    • There are still major issues in not only internet speeds and technical infrastructure, but also access to computers (or mobile devices).  The latter should be a fundamental part of school support for their students.  In terms of internet speeds, the reality is we are doing something that is well ahead of its time.  The roll out of fibre will make a significant difference to this, but we will have to wait a while yet before all our schools have the connection they really need.

    I have little doubt that our programme is an improvement on what we had five years ago, but continued improvement is slow.  What we need for the future is an ongoing programme of professional learning and leadership building for our eTeachers and eDeans.  What we have at the moment is ad hoc and sporadic.   More on this at a later dater, but I would be interested in any thoughts out there.

  • A reminder about the Virtual School massive online open course (MOOC) entitled Introduction to K-12 Online Learning Research that will held from 10 September-07 October 2012. This MOOC will be designed to provide a broad overview of the field of K-12 online learning, specifically what is currently known based on the research that has been conducted in the field. You can access the initial site for the Virtual School MOOC at:


    The MOOC will be managed by a variety of scholars in the field of K-12 online learning in an asynchronous fashion covering eight different topics over a over four week period.

    1. MOOC Introduction and Classifying K-12 Online Learning
    2. History of K-12 Online Learning
    3. Overview of Research into K-12 Online Learning
    4. Design of K-12 Online Learning
    5. Teaching of K-12 Online Learning
    6. Facilitation of K-12 Online Learning
    7. K-12 Online Learning from an International Perspective
    8. Concluding the K-12 Online Learning Research MOOC

    Each of the MOOC topics will provide participants with one of more open access readings, asynchronous static content created by the scholar leading that particular topic, and one or more videos from that same scholar. These resources are the starting point for participants to explore the research on K-12 online learning on each of these topic. There will also be some kind of activity for participants to complete and post to their own blogs, and for some topics an additional specific discussion prompt for participants to consider. This MOOC does not include traditional assignments. Rather, the MOOC includes challenges. When you complete a challenge successfully, you a receive a badge.

    If you are interested in participating in this MOOC, I would encourage you to visit http://virtualschoolmooc.wikispaces.com/participants and sign up.

    Note that K-12 in North American terminology would translate to schools sector in New Zealand terminology.

  • DEANZ webinar: Blended teaching and learning in New Zealand schools: A case study of a rural secondary school.

    DEANZ Wednesday, 25 July 5-6 pm online http://connect.canterbury.ac.nz/deanz/

    Free - please pass to others who may be interested

    Pinelopi Zaka, MEd student and research assistant at the University of Canterbury e-Learning Lab, in conversation with her Masters supervisor, Niki Davis, professor of e-Learning and president of DEANZ. Pinelopi will present her masters research into blended teaching and learning in a CantaNet rural secondary school. Using an ecological perspective, the roles of multiple stakeholders and their organizations impacting on and being impacted by the development of blended teaching and learning are discussed, giving rise to several recommendations for teachers, school leaders and policy makers. A DEANZ webinar in association with the University of Canterbury e-Learning Lab.

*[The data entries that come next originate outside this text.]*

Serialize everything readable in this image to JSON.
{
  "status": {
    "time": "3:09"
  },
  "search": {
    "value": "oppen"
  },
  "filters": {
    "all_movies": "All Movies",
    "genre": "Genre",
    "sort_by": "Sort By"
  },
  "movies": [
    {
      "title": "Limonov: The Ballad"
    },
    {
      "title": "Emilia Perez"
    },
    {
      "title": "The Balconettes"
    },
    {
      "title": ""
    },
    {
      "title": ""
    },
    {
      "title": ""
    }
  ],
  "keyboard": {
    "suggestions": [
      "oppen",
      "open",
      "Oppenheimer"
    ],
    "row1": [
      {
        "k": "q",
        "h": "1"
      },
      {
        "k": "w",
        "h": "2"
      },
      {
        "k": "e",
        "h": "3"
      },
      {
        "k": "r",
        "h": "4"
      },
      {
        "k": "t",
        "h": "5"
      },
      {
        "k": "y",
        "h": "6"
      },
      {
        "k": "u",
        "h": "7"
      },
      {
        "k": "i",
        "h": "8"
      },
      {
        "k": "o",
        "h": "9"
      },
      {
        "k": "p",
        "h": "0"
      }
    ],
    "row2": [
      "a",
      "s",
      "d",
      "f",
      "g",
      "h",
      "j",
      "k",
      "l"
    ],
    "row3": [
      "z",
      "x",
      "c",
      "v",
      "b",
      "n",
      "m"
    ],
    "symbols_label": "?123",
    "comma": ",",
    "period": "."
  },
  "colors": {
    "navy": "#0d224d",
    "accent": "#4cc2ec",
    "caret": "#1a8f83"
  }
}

    DEANZ members will be able to access the recording

    (DEANZ individual membership only $60 p.a.)